Our journey perhaps had a failed start, but it did continue in much happier ways. Once again thanks to an urban exploration site I had found. There was a mention about a workers’ house in the suburb of Kello just north of my home town.
Quite a lot of work with old maps was needed to find the building. By researching Google Maps I learned, that brand new housing had been built right on the opposite side of the road from the house, which was located in the outsikirts of the residential area. That’s why we decided to approach the building from the back through a forest.
To reach it we had to push trough waist high trees, grass and burning nettles, but the trek was succesful. One back window was open and somebody had built a makeshift ladder to enter.
We jumped right in the heart of the house, the assembly hall. There had been quite a number of intruders, who hadn’t been very friendly. A lot of things had been thrown around and smashed.
Another look back towards the window we entered through. It required some agility to climb the narrow ladder and turn to reach the table. After that it was peanuts.
The view from the front of the stage towards the back of the hall. The “real” entrance can be seen on the right.
By the entrance was a small cloakroom, where people left their coats when coming to events. This small corner of the building had probably seen hundreds of thousands of coats, as the building was built in 1917 and closed down for good in 2010 because it posed a safety hazard.
Originally the place was heated with big ovens, which were in every room. A central heating system was later installed, but we’ll get to that a bit later.

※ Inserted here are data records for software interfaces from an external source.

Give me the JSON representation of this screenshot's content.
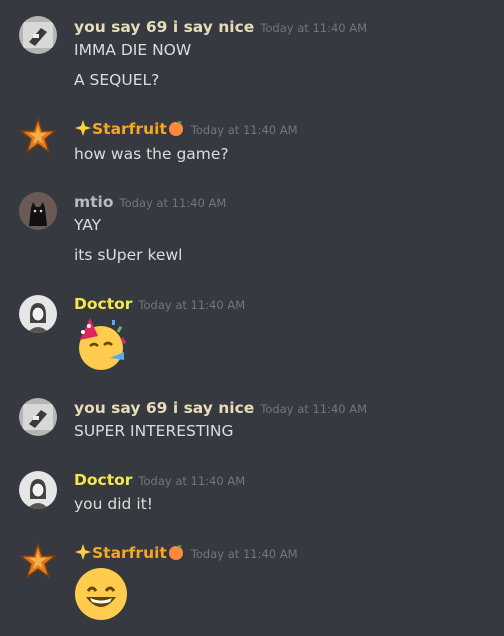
{
  "messages": [
    {
      "author": "you say 69 i say nice",
      "author_color": "#e7dcb8",
      "timestamp": "Today at 11:40 AM",
      "avatar": "ghost-phone-avatar",
      "lines": [
        "IMMA DIE NOW",
        "A SEQUEL?"
      ]
    },
    {
      "author": "Starfruit",
      "author_color": "#f5a623",
      "author_prefix_icon": "sparkle-star-icon",
      "author_suffix_icon": "peach-icon",
      "timestamp": "Today at 11:40 AM",
      "avatar": "starfruit-avatar",
      "lines": [
        "how was the game?"
      ]
    },
    {
      "author": "mtio",
      "author_color": "#b9bbbe",
      "timestamp": "Today at 11:40 AM",
      "avatar": "black-cat-avatar",
      "lines": [
        "YAY",
        "its sUper kewl"
      ]
    },
    {
      "author": "Doctor",
      "author_color": "#f5e94a",
      "timestamp": "Today at 11:40 AM",
      "avatar": "doctor-portrait-avatar",
      "emoji": "partying-face-emoji"
    },
    {
      "author": "you say 69 i say nice",
      "author_color": "#e7dcb8",
      "timestamp": "Today at 11:40 AM",
      "avatar": "ghost-phone-avatar",
      "lines": [
        "SUPER INTERESTING"
      ]
    },
    {
      "author": "Doctor",
      "author_color": "#f5e94a",
      "timestamp": "Today at 11:40 AM",
      "avatar": "doctor-portrait-avatar",
      "lines": [
        "you did it!"
      ]
    },
    {
      "author": "Starfruit",
      "author_color": "#f5a623",
      "author_prefix_icon": "sparkle-star-icon",
      "author_suffix_icon": "peach-icon",
      "timestamp": "Today at 11:40 AM",
      "avatar": "starfruit-avatar",
      "emoji": "grinning-face-emoji"
    }
  ]
}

At this point we realized that the trek through the woods had been unnecessary. The front door had been open all along. It was visible from nearby buildings, so maybe it was better to be safe than sorry anyway.
A door led from the cloakroom to a dark backroom. Most of the building’s windows had been covered by boards, so there was very little light inside. Two of us had the flashlights in their mobiles turned on while one of us was taking photos.
In the backroom we found a cabinet containing prize cups and banners of other organizations.
Now here’s a hint why the authorities deemed the building unsafe. The floor boards were completely rotten and the floor had collapsed. The poor stuffed dinosaur seems a bit lost here.
The workers’ association who owned the house had a name in the region. They were very well known for their gymnastics teams, but were also still active in football and volleyball.
A door at the back of the back room led to another room.
This room was also accessible from the main hall, and here was a small canteen. I suppose people coming to events could buy small snacks and coffee here.
In this area were also the public toilets of the house. The urinals were growing something, which looks like mould.
Here’s a closer look at the facilites in the canteen. The old and new stoves sit hire side by side.
The space under the new stove contained several issues of a magazine aimed at retirees. The recepient was a local lady, who died in 2009 and didn’t have to witness the final downfall of the building.
We also found a box containing a miscellanoux set of textiles.
Another look at the old and new stoves.
There was also a back door, which was nailed shut and a small hall with a few cupboards. There was a strong smell of oil around here, and we believe it originated from the tank of the central heating system, which was either open or leaking.
This was where the stairs to the second floor were located. For a while we considered if it was safe to go up, but we decided anyway. The findings upstairs are covered in the second post from this location.